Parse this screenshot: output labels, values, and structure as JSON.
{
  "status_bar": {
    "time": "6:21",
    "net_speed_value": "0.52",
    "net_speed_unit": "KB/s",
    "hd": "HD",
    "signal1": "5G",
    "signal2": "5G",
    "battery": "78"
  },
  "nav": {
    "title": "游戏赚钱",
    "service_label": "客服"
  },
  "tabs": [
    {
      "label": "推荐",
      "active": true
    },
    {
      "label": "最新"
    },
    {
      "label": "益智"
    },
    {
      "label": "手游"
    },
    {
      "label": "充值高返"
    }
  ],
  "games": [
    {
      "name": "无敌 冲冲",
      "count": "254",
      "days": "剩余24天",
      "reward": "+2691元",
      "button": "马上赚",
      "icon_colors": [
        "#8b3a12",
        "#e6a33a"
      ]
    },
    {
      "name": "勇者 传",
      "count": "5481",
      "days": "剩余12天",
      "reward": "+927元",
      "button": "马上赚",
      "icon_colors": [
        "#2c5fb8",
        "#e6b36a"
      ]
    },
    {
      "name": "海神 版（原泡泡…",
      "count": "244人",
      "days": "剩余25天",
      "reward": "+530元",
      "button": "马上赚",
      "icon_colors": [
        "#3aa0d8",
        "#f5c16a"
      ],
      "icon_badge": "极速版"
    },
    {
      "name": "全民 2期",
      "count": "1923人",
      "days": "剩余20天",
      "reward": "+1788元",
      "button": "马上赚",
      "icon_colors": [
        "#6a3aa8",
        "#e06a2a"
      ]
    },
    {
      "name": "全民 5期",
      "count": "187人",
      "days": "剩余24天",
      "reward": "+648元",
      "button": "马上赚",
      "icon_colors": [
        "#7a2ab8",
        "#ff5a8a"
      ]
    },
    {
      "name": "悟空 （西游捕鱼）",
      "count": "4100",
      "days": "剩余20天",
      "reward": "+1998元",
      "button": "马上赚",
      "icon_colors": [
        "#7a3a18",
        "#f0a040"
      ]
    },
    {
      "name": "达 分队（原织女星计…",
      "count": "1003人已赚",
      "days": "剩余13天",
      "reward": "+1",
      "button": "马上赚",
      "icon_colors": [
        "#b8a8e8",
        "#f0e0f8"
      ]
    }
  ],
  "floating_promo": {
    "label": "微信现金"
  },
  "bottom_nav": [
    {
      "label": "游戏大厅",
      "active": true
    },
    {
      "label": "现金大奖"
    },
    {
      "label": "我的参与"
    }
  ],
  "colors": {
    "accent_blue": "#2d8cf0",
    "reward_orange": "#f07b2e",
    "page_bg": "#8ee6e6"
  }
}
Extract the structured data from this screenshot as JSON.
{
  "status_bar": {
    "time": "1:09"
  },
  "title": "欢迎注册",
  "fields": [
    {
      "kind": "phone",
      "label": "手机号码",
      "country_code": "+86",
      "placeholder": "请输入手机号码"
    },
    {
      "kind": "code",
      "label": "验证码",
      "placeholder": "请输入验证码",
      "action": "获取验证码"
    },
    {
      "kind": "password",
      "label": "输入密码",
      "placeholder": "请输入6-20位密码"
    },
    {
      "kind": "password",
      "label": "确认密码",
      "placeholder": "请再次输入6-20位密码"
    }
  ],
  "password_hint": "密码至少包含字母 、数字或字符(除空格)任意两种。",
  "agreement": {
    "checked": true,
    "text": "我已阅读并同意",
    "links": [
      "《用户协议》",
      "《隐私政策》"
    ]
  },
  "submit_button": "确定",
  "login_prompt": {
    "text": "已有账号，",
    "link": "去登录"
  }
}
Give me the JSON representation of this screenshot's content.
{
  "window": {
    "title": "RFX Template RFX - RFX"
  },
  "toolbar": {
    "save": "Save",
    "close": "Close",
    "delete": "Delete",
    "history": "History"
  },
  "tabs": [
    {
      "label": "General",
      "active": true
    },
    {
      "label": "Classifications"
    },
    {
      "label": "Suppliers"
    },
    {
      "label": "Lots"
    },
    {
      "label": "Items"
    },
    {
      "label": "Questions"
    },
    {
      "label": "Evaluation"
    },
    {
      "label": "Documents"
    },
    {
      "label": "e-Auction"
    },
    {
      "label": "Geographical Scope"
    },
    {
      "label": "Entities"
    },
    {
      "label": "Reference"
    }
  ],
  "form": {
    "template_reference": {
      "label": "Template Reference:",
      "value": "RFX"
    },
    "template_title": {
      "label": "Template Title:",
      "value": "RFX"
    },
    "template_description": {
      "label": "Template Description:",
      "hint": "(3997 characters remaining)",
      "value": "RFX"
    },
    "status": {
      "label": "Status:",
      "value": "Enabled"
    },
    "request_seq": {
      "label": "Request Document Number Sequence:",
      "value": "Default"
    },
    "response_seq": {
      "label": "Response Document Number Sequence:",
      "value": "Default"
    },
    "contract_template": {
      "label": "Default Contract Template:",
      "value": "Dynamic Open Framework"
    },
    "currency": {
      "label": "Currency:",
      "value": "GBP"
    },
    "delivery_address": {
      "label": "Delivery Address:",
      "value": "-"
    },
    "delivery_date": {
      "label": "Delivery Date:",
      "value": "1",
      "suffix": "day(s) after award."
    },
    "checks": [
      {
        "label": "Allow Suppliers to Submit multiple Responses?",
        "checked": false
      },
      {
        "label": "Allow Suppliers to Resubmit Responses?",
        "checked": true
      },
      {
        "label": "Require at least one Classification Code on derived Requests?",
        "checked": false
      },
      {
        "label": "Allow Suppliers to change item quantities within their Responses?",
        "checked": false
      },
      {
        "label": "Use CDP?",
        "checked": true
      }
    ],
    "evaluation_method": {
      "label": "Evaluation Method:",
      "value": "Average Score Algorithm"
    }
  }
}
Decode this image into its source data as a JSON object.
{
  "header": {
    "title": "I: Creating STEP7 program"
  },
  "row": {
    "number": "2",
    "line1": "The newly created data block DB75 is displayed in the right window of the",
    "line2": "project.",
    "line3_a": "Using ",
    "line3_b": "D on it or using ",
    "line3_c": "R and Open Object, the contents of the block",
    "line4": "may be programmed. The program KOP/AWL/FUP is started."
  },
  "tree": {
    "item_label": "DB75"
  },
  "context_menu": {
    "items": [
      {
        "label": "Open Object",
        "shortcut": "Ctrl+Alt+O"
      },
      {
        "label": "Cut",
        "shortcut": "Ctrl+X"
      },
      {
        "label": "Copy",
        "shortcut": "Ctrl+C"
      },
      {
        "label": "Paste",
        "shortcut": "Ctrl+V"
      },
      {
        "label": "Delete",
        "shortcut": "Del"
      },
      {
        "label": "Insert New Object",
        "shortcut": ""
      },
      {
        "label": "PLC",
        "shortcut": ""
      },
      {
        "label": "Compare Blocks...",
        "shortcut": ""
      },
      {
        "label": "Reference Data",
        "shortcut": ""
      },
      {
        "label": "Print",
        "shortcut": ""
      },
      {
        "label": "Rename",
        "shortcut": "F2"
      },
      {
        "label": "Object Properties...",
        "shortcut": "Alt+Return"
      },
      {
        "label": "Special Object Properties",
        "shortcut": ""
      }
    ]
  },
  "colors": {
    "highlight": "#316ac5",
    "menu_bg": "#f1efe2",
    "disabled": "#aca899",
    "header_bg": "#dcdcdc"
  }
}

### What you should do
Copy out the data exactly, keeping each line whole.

### Reply
Parse this screenshot: output labels, values, and structure as JSON.
{
  "status_bar": {
    "time": "6:21",
    "net_speed_value": "0.52",
    "net_speed_unit": "KB/s",
    "hd": "HD",
    "signal1": "5G",
    "signal2": "5G",
    "battery": "78"
  },
  "nav": {
    "title": "游戏赚钱",
    "service_label": "客服"
  },
  "tabs": [
    {
      "label": "推荐",
      "active": true
    },
    {
      "label": "最新"
    },
    {
      "label": "益智"
    },
    {
      "label": "手游"
    },
    {
      "label": "充值高返"
    }
  ],
  "games": [
    {
      "name": "无敌 冲冲",
      "count": "254",
      "days": "剩余24天",
      "reward": "+2691元",
      "button": "马上赚",
      "icon_colors": [
        "#8b3a12",
        "#e6a33a"
      ]
    },
    {
      "name": "勇者 传",
      "count": "5481",
      "days": "剩余12天",
      "reward": "+927元",
      "button": "马上赚",
      "icon_colors": [
        "#2c5fb8",
        "#e6b36a"
      ]
    },
    {
      "name": "海神 版（原泡泡…",
      "count": "244人",
      "days": "剩余25天",
      "reward": "+530元",
      "button": "马上赚",
      "icon_colors": [
        "#3aa0d8",
        "#f5c16a"
      ],
      "icon_badge": "极速版"
    },
    {
      "name": "全民 2期",
      "count": "1923人",
      "days": "剩余20天",
      "reward": "+1788元",
      "button": "马上赚",
      "icon_colors": [
        "#6a3aa8",
        "#e06a2a"
      ]
    },
    {
      "name": "全民 5期",
      "count": "187人",
      "days": "剩余24天",
      "reward": "+648元",
      "button": "马上赚",
      "icon_colors": [
        "#7a2ab8",
        "#ff5a8a"
      ]
    },
    {
      "name": "悟空 （西游捕鱼）",
      "count": "4100",
      "days": "剩余20天",
      "reward": "+1998元",
      "button": "马上赚",
      "icon_colors": [
        "#7a3a18",
        "#f0a040"
      ]
    },
    {
      "name": "达 分队（原织女星计…",
      "count": "1003人已赚",
      "days": "剩余13天",
      "reward": "+1",
      "button": "马上赚",
      "icon_colors": [
        "#b8a8e8",
        "#f0e0f8"
      ]
    }
  ],
  "floating_promo": {
    "label": "微信现金"
  },
  "bottom_nav": [
    {
      "label": "游戏大厅",
      "active": true
    },
    {
      "label": "现金大奖"
    },
    {
      "label": "我的参与"
    }
  ],
  "colors": {
    "accent_blue": "#2d8cf0",
    "reward_orange": "#f07b2e",
    "page_bg": "#8ee6e6"
  }
}
Extract the structured data from this screenshot as JSON.
{
  "status_bar": {
    "time": "1:09"
  },
  "title": "欢迎注册",
  "fields": [
    {
      "kind": "phone",
      "label": "手机号码",
      "country_code": "+86",
      "placeholder": "请输入手机号码"
    },
    {
      "kind": "code",
      "label": "验证码",
      "placeholder": "请输入验证码",
      "action": "获取验证码"
    },
    {
      "kind": "password",
      "label": "输入密码",
      "placeholder": "请输入6-20位密码"
    },
    {
      "kind": "password",
      "label": "确认密码",
      "placeholder": "请再次输入6-20位密码"
    }
  ],
  "password_hint": "密码至少包含字母 、数字或字符(除空格)任意两种。",
  "agreement": {
    "checked": true,
    "text": "我已阅读并同意",
    "links": [
      "《用户协议》",
      "《隐私政策》"
    ]
  },
  "submit_button": "确定",
  "login_prompt": {
    "text": "已有账号，",
    "link": "去登录"
  }
}
Give me the JSON representation of this screenshot's content.
{
  "window": {
    "title": "RFX Template RFX - RFX"
  },
  "toolbar": {
    "save": "Save",
    "close": "Close",
    "delete": "Delete",
    "history": "History"
  },
  "tabs": [
    {
      "label": "General",
      "active": true
    },
    {
      "label": "Classifications"
    },
    {
      "label": "Suppliers"
    },
    {
      "label": "Lots"
    },
    {
      "label": "Items"
    },
    {
      "label": "Questions"
    },
    {
      "label": "Evaluation"
    },
    {
      "label": "Documents"
    },
    {
      "label": "e-Auction"
    },
    {
      "label": "Geographical Scope"
    },
    {
      "label": "Entities"
    },
    {
      "label": "Reference"
    }
  ],
  "form": {
    "template_reference": {
      "label": "Template Reference:",
      "value": "RFX"
    },
    "template_title": {
      "label": "Template Title:",
      "value": "RFX"
    },
    "template_description": {
      "label": "Template Description:",
      "hint": "(3997 characters remaining)",
      "value": "RFX"
    },
    "status": {
      "label": "Status:",
      "value": "Enabled"
    },
    "request_seq": {
      "label": "Request Document Number Sequence:",
      "value": "Default"
    },
    "response_seq": {
      "label": "Response Document Number Sequence:",
      "value": "Default"
    },
    "contract_template": {
      "label": "Default Contract Template:",
      "value": "Dynamic Open Framework"
    },
    "currency": {
      "label": "Currency:",
      "value": "GBP"
    },
    "delivery_address": {
      "label": "Delivery Address:",
      "value": "-"
    },
    "delivery_date": {
      "label": "Delivery Date:",
      "value": "1",
      "suffix": "day(s) after award."
    },
    "checks": [
      {
        "label": "Allow Suppliers to Submit multiple Responses?",
        "checked": false
      },
      {
        "label": "Allow Suppliers to Resubmit Responses?",
        "checked": true
      },
      {
        "label": "Require at least one Classification Code on derived Requests?",
        "checked": false
      },
      {
        "label": "Allow Suppliers to change item quantities within their Responses?",
        "checked": false
      },
      {
        "label": "Use CDP?",
        "checked": true
      }
    ],
    "evaluation_method": {
      "label": "Evaluation Method:",
      "value": "Average Score Algorithm"
    }
  }
}
Decode this image into its source data as a JSON object.
{
  "header": {
    "title": "I: Creating STEP7 program"
  },
  "row": {
    "number": "2",
    "line1": "The newly created data block DB75 is displayed in the right window of the",
    "line2": "project.",
    "line3_a": "Using ",
    "line3_b": "D on it or using ",
    "line3_c": "R and Open Object, the contents of the block",
    "line4": "may be programmed. The program KOP/AWL/FUP is started."
  },
  "tree": {
    "item_label": "DB75"
  },
  "context_menu": {
    "items": [
      {
        "label": "Open Object",
        "shortcut": "Ctrl+Alt+O"
      },
      {
        "label": "Cut",
        "shortcut": "Ctrl+X"
      },
      {
        "label": "Copy",
        "shortcut": "Ctrl+C"
      },
      {
        "label": "Paste",
        "shortcut": "Ctrl+V"
      },
      {
        "label": "Delete",
        "shortcut": "Del"
      },
      {
        "label": "Insert New Object",
        "shortcut": ""
      },
      {
        "label": "PLC",
        "shortcut": ""
      },
      {
        "label": "Compare Blocks...",
        "shortcut": ""
      },
      {
        "label": "Reference Data",
        "shortcut": ""
      },
      {
        "label": "Print",
        "shortcut": ""
      },
      {
        "label": "Rename",
        "shortcut": "F2"
      },
      {
        "label": "Object Properties...",
        "shortcut": "Alt+Return"
      },
      {
        "label": "Special Object Properties",
        "shortcut": ""
      }
    ]
  },
  "colors": {
    "highlight": "#316ac5",
    "menu_bg": "#f1efe2",
    "disabled": "#aca899",
    "header_bg": "#dcdcdc"
  }
}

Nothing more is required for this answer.